Julia-Ambra Verlaine at the Wall Street Journal wrote about a new securitized product that is getting a little bit of attention… (Wall Street Journal)
- “Texas Capital Bank recently sold $275 million of securities to investors looking to cash in on the pandemic-fueled boom in home prices. The bonds are backed by short-term loans the bank makes to mortgage lenders. When those lenders’ borrowers default, the investors in the bonds effectively cover the loss.”
Verlaine explains that banks are now using them to raise capital and otherwise shore up their balance sheets. This process ultimately adds to their lending capacity, which many see as a good thing for financial markets.
So why is this happening? Kaustub Samant, a securities analyst at JPMorgan, says it is all about yield.
- “People want exposure to housing and consumer markets that are performing…Risk transfer securities are one of the few places that give high returns in this environment.”

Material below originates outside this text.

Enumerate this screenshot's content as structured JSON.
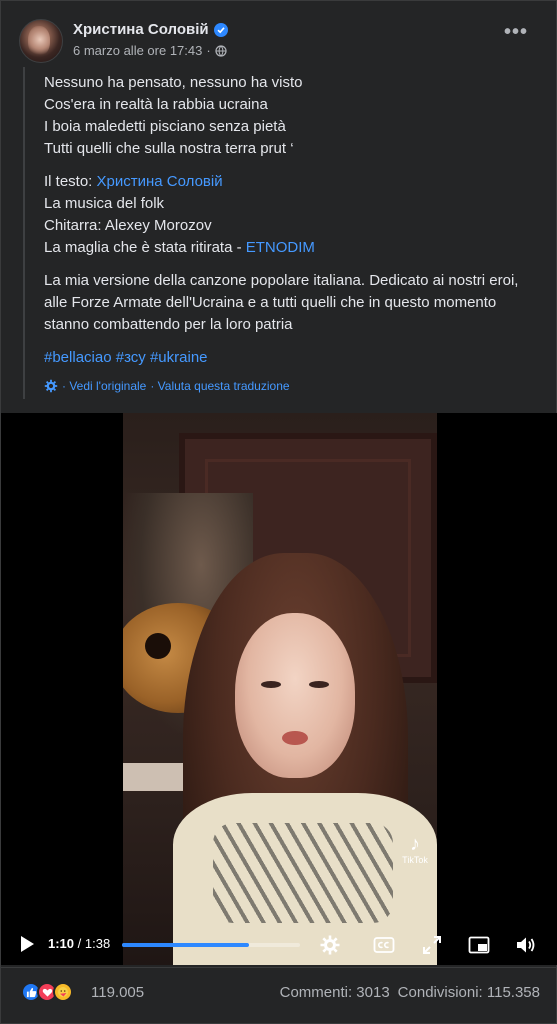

I know what you are thinking. Securities based on mortgage lending that transfer risk to other investors sound a lot like a credit default swap. That’s a good point and it’s not wrong. So is this 2008 all over again? I’ll be honest, it could be. Mortgage-backed securities and credit default swaps are not what brought down the housing market. What brought down the housing market was severe sub-standard lending practices. If mortgage companies and banks start putting securitization volume above quality loans 2008 will happen again. However, if lending standards remain high (like they are) there is nothing inherently wrong with banks offering a product that reduces their risk on mortgage lending.